Roger Creel, Columbia University New York New York, United States. Roger.creel@whoi.edu

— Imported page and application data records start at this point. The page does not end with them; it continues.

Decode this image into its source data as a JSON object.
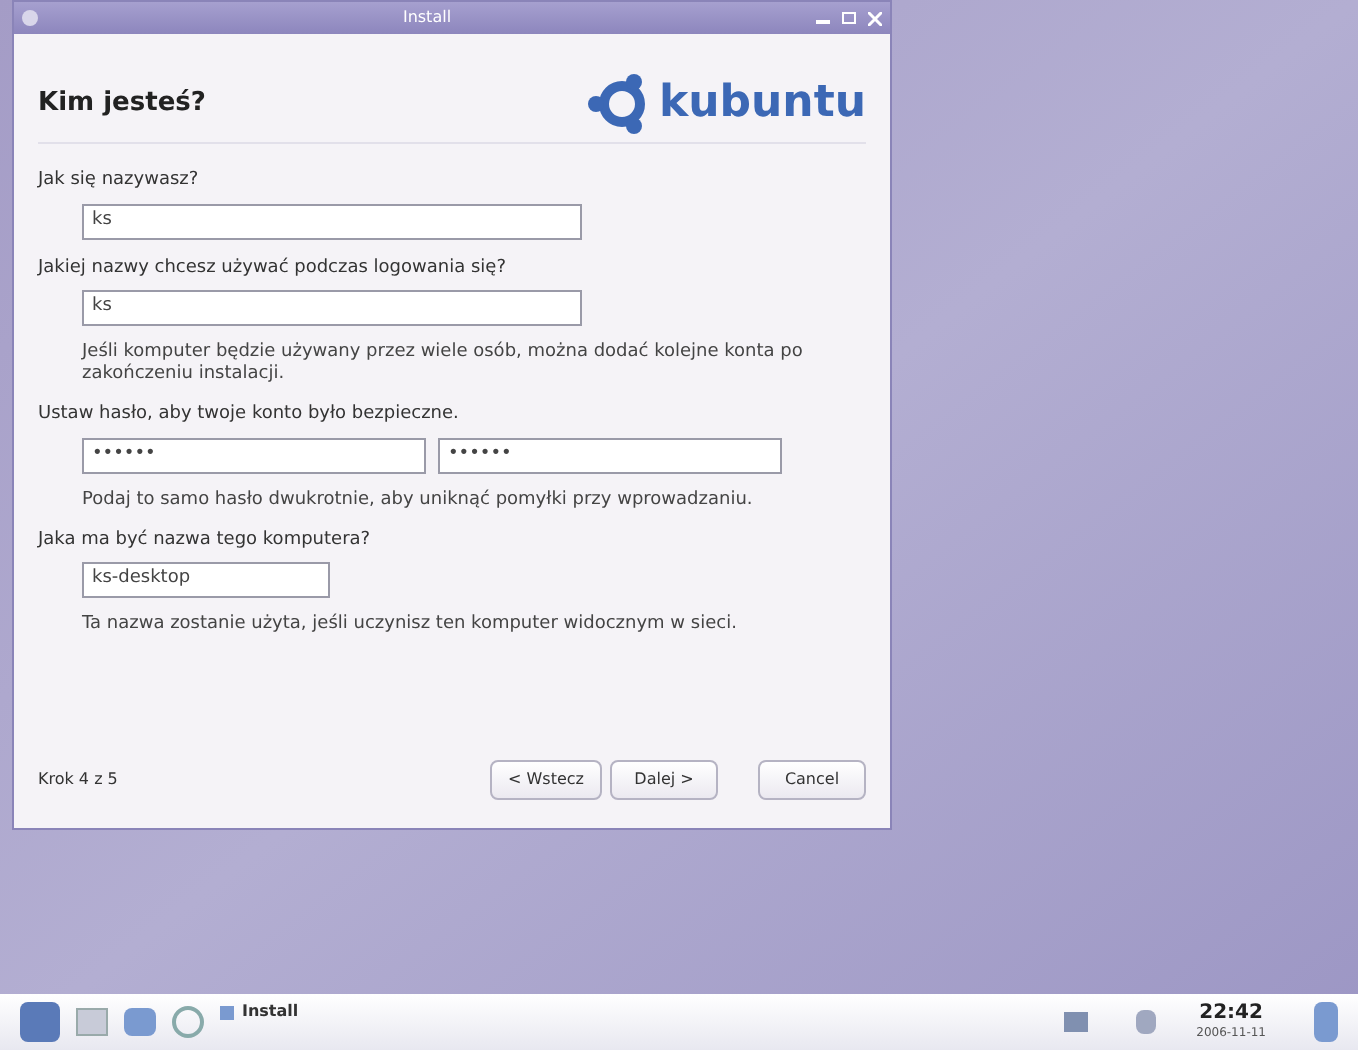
{
  "window": {
    "title": "Install"
  },
  "heading": "Kim jesteś?",
  "logo_text": "kubuntu",
  "form": [
    {
      "kind": "label",
      "text": "Jak się nazywasz?"
    },
    {
      "kind": "field",
      "value": "ks"
    },
    {
      "kind": "label",
      "text": "Jakiej nazwy chcesz używać podczas logowania się?"
    },
    {
      "kind": "field",
      "value": "ks"
    },
    {
      "kind": "hint",
      "text": "Jeśli komputer będzie używany przez wiele osób, można dodać kolejne konta po zakończeniu instalacji."
    },
    {
      "kind": "label",
      "text": "Ustaw hasło, aby twoje konto było bezpieczne."
    },
    {
      "kind": "password_pair",
      "values": [
        "••••••",
        "••••••"
      ]
    },
    {
      "kind": "hint",
      "text": "Podaj to samo hasło dwukrotnie, aby uniknąć pomyłki przy wprowadzaniu."
    },
    {
      "kind": "label",
      "text": "Jaka ma być nazwa tego komputera?"
    },
    {
      "kind": "short_field",
      "value": "ks-desktop"
    },
    {
      "kind": "hint",
      "text": "Ta nazwa zostanie użyta, jeśli uczynisz ten komputer widocznym w sieci."
    }
  ],
  "step": "Krok 4 z 5",
  "buttons": [
    "< Wstecz",
    "Dalej >",
    "Cancel"
  ],
  "taskbar": {
    "task": "Install",
    "time": "22:42",
    "date": "2006-11-11"
  }
}
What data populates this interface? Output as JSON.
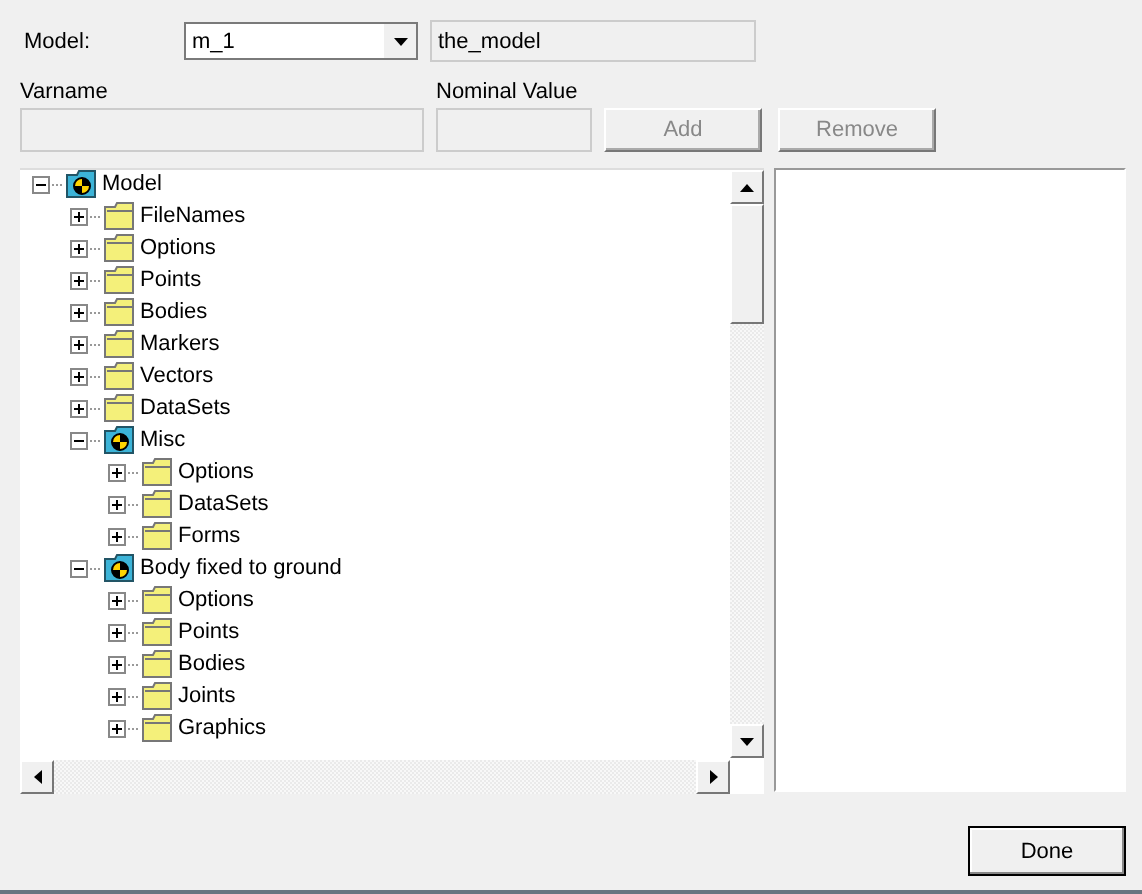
{
  "model_row": {
    "label": "Model:",
    "combo_value": "m_1",
    "name_value": "the_model"
  },
  "varname": {
    "label": "Varname"
  },
  "nominal": {
    "label": "Nominal Value"
  },
  "buttons": {
    "add": {
      "label": "Add",
      "disabled": true
    },
    "remove": {
      "label": "Remove",
      "disabled": true
    },
    "done": {
      "label": "Done",
      "disabled": false
    }
  },
  "tree": [
    {
      "label": "Model",
      "kind": "model",
      "expanded": true,
      "children": [
        {
          "label": "FileNames",
          "kind": "folder",
          "expanded": false
        },
        {
          "label": "Options",
          "kind": "folder",
          "expanded": false
        },
        {
          "label": "Points",
          "kind": "folder",
          "expanded": false
        },
        {
          "label": "Bodies",
          "kind": "folder",
          "expanded": false
        },
        {
          "label": "Markers",
          "kind": "folder",
          "expanded": false
        },
        {
          "label": "Vectors",
          "kind": "folder",
          "expanded": false
        },
        {
          "label": "DataSets",
          "kind": "folder",
          "expanded": false
        },
        {
          "label": "Misc",
          "kind": "model",
          "expanded": true,
          "children": [
            {
              "label": "Options",
              "kind": "folder",
              "expanded": false
            },
            {
              "label": "DataSets",
              "kind": "folder",
              "expanded": false
            },
            {
              "label": "Forms",
              "kind": "folder",
              "expanded": false
            }
          ]
        },
        {
          "label": "Body fixed to ground",
          "kind": "model",
          "expanded": true,
          "children": [
            {
              "label": "Options",
              "kind": "folder",
              "expanded": false
            },
            {
              "label": "Points",
              "kind": "folder",
              "expanded": false
            },
            {
              "label": "Bodies",
              "kind": "folder",
              "expanded": false
            },
            {
              "label": "Joints",
              "kind": "folder",
              "expanded": false
            },
            {
              "label": "Graphics",
              "kind": "folder",
              "expanded": false
            }
          ]
        }
      ]
    }
  ]
}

Glacial isostatic adjustment creates characteristic patterns of relative sea level change (RSL) as a function of distance to melting ice sheets (Clark et al., 1978). During the last termination and through the Holocene, regions formerly covered by large ice sheets experienced rapidly falling RSL due to the processes involved in glacial isostatic adjustment (GIA), primarily isostatic uplift. Surrounding this region of uplift is a narrow band that similarly records RSL fall but is interrupted at sometime during the Holocene by a period of sea level rise (i.e. a transgressions) culminating in a high stand. Holocene transgressions and highstands have been well documented in many locations including Norway, Canadian Atlantic coast, the Canadian Pacific coast, Svalbard, the Baltic Sea, and the British Isles (Forman, 2004; Smith et al., 2011; Shugar et al., 2014; Shennan et al., 2018; Vacchi et al., 2018; Rosentau et al., 2021; Creel et al., 2022). We investigate the origins of these Holocene transgressions using GIA/sea level modeling and test the hypothesis that they are the direct result of solid Earth deformation. Our modeling results highlight a unique pattern of solid Earth deformation in which the region of subsidence (peripheral bulge) surrounding the ice sheet migrates first towards and then away from the melted ice mass. We show how this effect, we term ’reverse migration’, is the direct result of the contrast in viscosity between the upper and lower mantle. We compare our GIA model predictions of RSL change to 1) RSL data since the last glacial maximum and 2) constrains on the transgression magnitude in Norway and eastern Canada. Both tests show a preference for GIA models that include a mantle with a substantial (1-2 orders of magnitude) increase in vicosity with depth. This suggests that, in contrast to the conventional view that Holocene transgressions record GMSL temporarily outpacing isostatic uplift, solid Earth deformation and specifically reverse migration played an important role in generating nearfield Holocene transgressions. Finally, by comparing GIA model results to RSL observations, we show how Holocene transgressions can be used to constrain the vertical viscosity structure of the mantle. Our findings suggest that a significant increase in viscosity with depth (1-2 orders of magnitude) likely exists below continents with nearfield transgressions.